(Work to be completed): In the data, find each line where the word "name" appears and list that line.

(Source records):
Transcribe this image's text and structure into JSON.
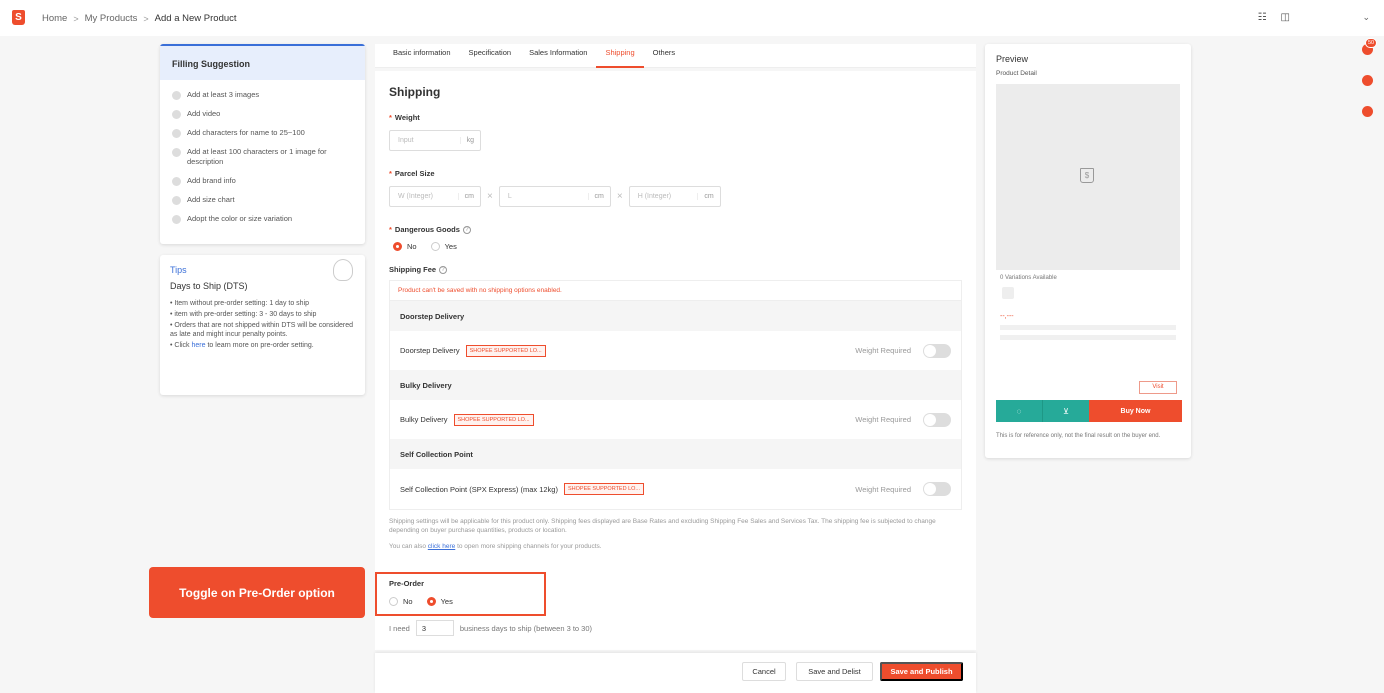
{
  "topbar": {
    "logo": "S",
    "breadcrumbs": [
      "Home",
      "My Products",
      "Add a New Product"
    ],
    "sep": ">",
    "icons": [
      "apps-icon",
      "book-icon",
      "chevron-down-icon"
    ]
  },
  "suggestion": {
    "title": "Filling Suggestion",
    "items": [
      "Add at least 3 images",
      "Add video",
      "Add characters for name to 25~100",
      "Add at least 100 characters or 1 image for description",
      "Add brand info",
      "Add size chart",
      "Adopt the color or size variation"
    ]
  },
  "tips": {
    "title": "Tips",
    "subtitle": "Days to Ship (DTS)",
    "items": [
      "• Item without pre-order setting: 1 day to ship",
      "• item with pre-order setting: 3 - 30 days to ship",
      "• Orders that are not shipped within DTS will be considered as late and might incur penalty points."
    ],
    "last_prefix": "• Click ",
    "last_link": "here",
    "last_suffix": " to learn more on pre-order setting."
  },
  "callout": "Toggle on Pre-Order option",
  "tabs": [
    "Basic information",
    "Specification",
    "Sales Information",
    "Shipping",
    "Others"
  ],
  "active_tab": "Shipping",
  "shipping": {
    "title": "Shipping",
    "weight_label": "Weight",
    "weight_placeholder": "Input",
    "weight_unit": "kg",
    "parcel_label": "Parcel Size",
    "w_placeholder": "W (Integer)",
    "l_placeholder": "L",
    "h_placeholder": "H (Integer)",
    "size_unit": "cm",
    "size_sep": "×",
    "dangerous_label": "Dangerous Goods",
    "no": "No",
    "yes": "Yes",
    "fee_label": "Shipping Fee",
    "fee_warning": "Product can't be saved with no shipping options enabled.",
    "groups": [
      {
        "head": "Doorstep Delivery",
        "row": "Doorstep Delivery",
        "tag": "SHOPEE SUPPORTED LO...",
        "req": "Weight Required"
      },
      {
        "head": "Bulky Delivery",
        "row": "Bulky Delivery",
        "tag": "SHOPEE SUPPORTED LO...",
        "req": "Weight Required"
      },
      {
        "head": "Self Collection Point",
        "row": "Self Collection Point (SPX Express)  (max 12kg)",
        "tag": "SHOPEE SUPPORTED LO...",
        "req": "Weight Required"
      }
    ],
    "note1": "Shipping settings will be applicable for this product only. Shipping fees displayed are Base Rates and excluding Shipping Fee Sales and Services Tax. The shipping fee is subjected to change depending on buyer purchase quantities, products or location.",
    "note2_prefix": "You can also ",
    "note2_link": "click here",
    "note2_suffix": " to open more shipping channels for your products."
  },
  "preorder": {
    "label": "Pre-Order",
    "no": "No",
    "yes": "Yes",
    "days_prefix": "I need",
    "days_value": "3",
    "days_suffix": "business days to ship (between 3 to 30)"
  },
  "footer": {
    "cancel": "Cancel",
    "delist": "Save and Delist",
    "publish": "Save and Publish"
  },
  "preview": {
    "title": "Preview",
    "subtitle": "Product Detail",
    "variations": "0 Variations Available",
    "price": "--,---",
    "visit": "Visit",
    "buy_now": "Buy Now",
    "note": "This is for reference only, not the final result on the buyer end."
  },
  "rail": {
    "badge": "50"
  },
  "colors": {
    "accent": "#ee4d2d",
    "link": "#3a6fd8",
    "teal": "#26aa99"
  }
}
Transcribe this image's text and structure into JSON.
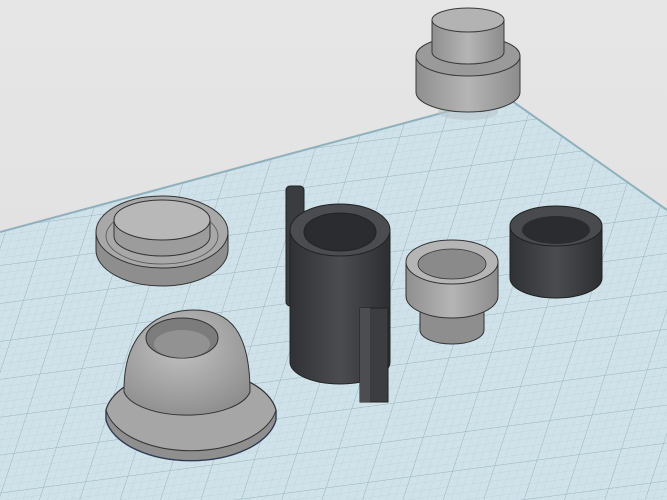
{
  "workplane": {
    "label": ""
  },
  "colors": {
    "background": "#e9e9e9",
    "grid_fill": "#cfe3ea",
    "grid_line_minor": "#b5cbd3",
    "grid_line_major": "#9eb8c2",
    "part_light": "#a9a9a9",
    "part_light_top": "#bdbdbd",
    "part_mid": "#8a8a8a",
    "part_dark": "#3b3d40",
    "part_dark_top": "#4a4c50",
    "edge": "#2a2a2a",
    "shadow": "#b9c6cc"
  },
  "objects": [
    {
      "name": "stepped-cylinder",
      "icon": "stepped-cylinder-icon"
    },
    {
      "name": "flanged-disc",
      "icon": "flanged-disc-icon"
    },
    {
      "name": "dome-ring",
      "icon": "dome-ring-icon"
    },
    {
      "name": "tube-with-tabs",
      "icon": "tube-with-tabs-icon"
    },
    {
      "name": "small-cup",
      "icon": "small-cup-icon"
    },
    {
      "name": "dark-ring",
      "icon": "dark-ring-icon"
    }
  ]
}
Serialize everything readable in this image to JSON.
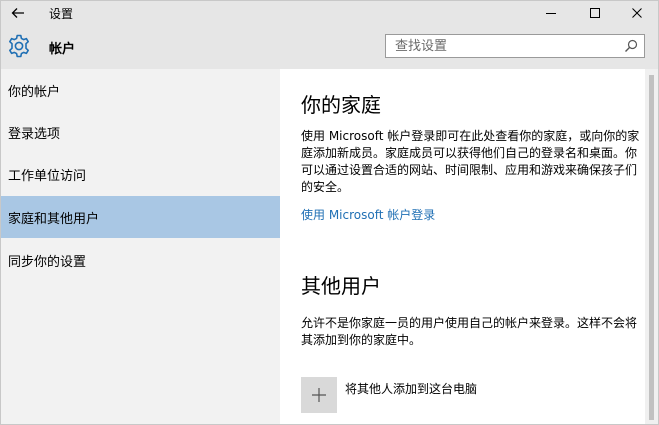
{
  "window": {
    "title": "设置"
  },
  "header": {
    "section_title": "帐户",
    "search_placeholder": "查找设置"
  },
  "sidebar": {
    "items": [
      {
        "label": "你的帐户"
      },
      {
        "label": "登录选项"
      },
      {
        "label": "工作单位访问"
      },
      {
        "label": "家庭和其他用户",
        "active": true
      },
      {
        "label": "同步你的设置"
      }
    ]
  },
  "family": {
    "heading": "你的家庭",
    "description": "使用 Microsoft 帐户登录即可在此处查看你的家庭，或向你的家庭添加新成员。家庭成员可以获得他们自己的登录名和桌面。你可以通过设置合适的网站、时间限制、应用和游戏来确保孩子们的安全。",
    "link": "使用 Microsoft 帐户登录"
  },
  "other_users": {
    "heading": "其他用户",
    "description": "允许不是你家庭一员的用户使用自己的帐户来登录。这样不会将其添加到你的家庭中。",
    "add_label": "将其他人添加到这台电脑"
  },
  "colors": {
    "chrome": "#e6e6e6",
    "sidebar_bg": "#f2f2f2",
    "active_item": "#a9c7e4",
    "link": "#1f6fb4",
    "gear_icon": "#1f6fb4"
  },
  "icons": {
    "back": "arrow-left-icon",
    "minimize": "minimize-icon",
    "maximize": "maximize-icon",
    "close": "close-icon",
    "settings": "gear-icon",
    "search": "search-icon",
    "add": "plus-icon"
  }
}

(Solution to this task):
      "Add characters for name to 25~100",
      "name": "stepped-cylinder",
      "name": "flanged-disc",
      "name": "dome-ring",
      "name": "tube-with-tabs",
      "name": "small-cup",
      "name": "dark-ring",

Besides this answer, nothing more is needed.